* WORK TO COMPLETE:
Retyping the records exactly, down to the last line, is the whole job.

* INPUT RECORDS:
━━━━━━━━━━━━━━━━

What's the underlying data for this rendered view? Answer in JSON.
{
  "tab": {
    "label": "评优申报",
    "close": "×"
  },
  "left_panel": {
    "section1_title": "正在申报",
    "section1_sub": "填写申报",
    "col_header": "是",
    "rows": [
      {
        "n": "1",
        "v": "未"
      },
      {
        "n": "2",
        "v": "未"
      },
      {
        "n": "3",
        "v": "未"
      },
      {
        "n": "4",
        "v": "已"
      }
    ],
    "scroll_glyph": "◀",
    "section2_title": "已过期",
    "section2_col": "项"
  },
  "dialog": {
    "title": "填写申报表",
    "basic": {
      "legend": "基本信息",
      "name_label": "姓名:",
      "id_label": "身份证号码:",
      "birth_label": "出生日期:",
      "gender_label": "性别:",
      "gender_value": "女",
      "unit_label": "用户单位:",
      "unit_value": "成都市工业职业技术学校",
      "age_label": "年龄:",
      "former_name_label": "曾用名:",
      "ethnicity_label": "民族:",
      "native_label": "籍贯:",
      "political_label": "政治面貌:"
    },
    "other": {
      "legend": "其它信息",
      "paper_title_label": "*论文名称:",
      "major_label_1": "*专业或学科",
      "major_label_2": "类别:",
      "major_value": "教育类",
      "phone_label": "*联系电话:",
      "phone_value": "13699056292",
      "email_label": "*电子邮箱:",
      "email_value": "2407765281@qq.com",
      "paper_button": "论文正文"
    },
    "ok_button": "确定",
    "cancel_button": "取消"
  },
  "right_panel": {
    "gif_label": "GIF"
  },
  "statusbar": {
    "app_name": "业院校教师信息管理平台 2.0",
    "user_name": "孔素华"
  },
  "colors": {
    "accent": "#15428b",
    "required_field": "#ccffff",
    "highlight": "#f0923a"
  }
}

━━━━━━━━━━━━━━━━

* RESPONSE BOX:
What's the underlying data for this rendered view? Answer in JSON.
{
  "tab": {
    "label": "评优申报",
    "close": "×"
  },
  "left_panel": {
    "section1_title": "正在申报",
    "section1_sub": "填写申报",
    "col_header": "是",
    "rows": [
      {
        "n": "1",
        "v": "未"
      },
      {
        "n": "2",
        "v": "未"
      },
      {
        "n": "3",
        "v": "未"
      },
      {
        "n": "4",
        "v": "已"
      }
    ],
    "scroll_glyph": "◀",
    "section2_title": "已过期",
    "section2_col": "项"
  },
  "dialog": {
    "title": "填写申报表",
    "basic": {
      "legend": "基本信息",
      "name_label": "姓名:",
      "id_label": "身份证号码:",
      "birth_label": "出生日期:",
      "gender_label": "性别:",
      "gender_value": "女",
      "unit_label": "用户单位:",
      "unit_value": "成都市工业职业技术学校",
      "age_label": "年龄:",
      "former_name_label": "曾用名:",
      "ethnicity_label": "民族:",
      "native_label": "籍贯:",
      "political_label": "政治面貌:"
    },
    "other": {
      "legend": "其它信息",
      "paper_title_label": "*论文名称:",
      "major_label_1": "*专业或学科",
      "major_label_2": "类别:",
      "major_value": "教育类",
      "phone_label": "*联系电话:",
      "phone_value": "13699056292",
      "email_label": "*电子邮箱:",
      "email_value": "2407765281@qq.com",
      "paper_button": "论文正文"
    },
    "ok_button": "确定",
    "cancel_button": "取消"
  },
  "right_panel": {
    "gif_label": "GIF"
  },
  "statusbar": {
    "app_name": "业院校教师信息管理平台 2.0",
    "user_name": "孔素华"
  },
  "colors": {
    "accent": "#15428b",
    "required_field": "#ccffff",
    "highlight": "#f0923a"
  }
}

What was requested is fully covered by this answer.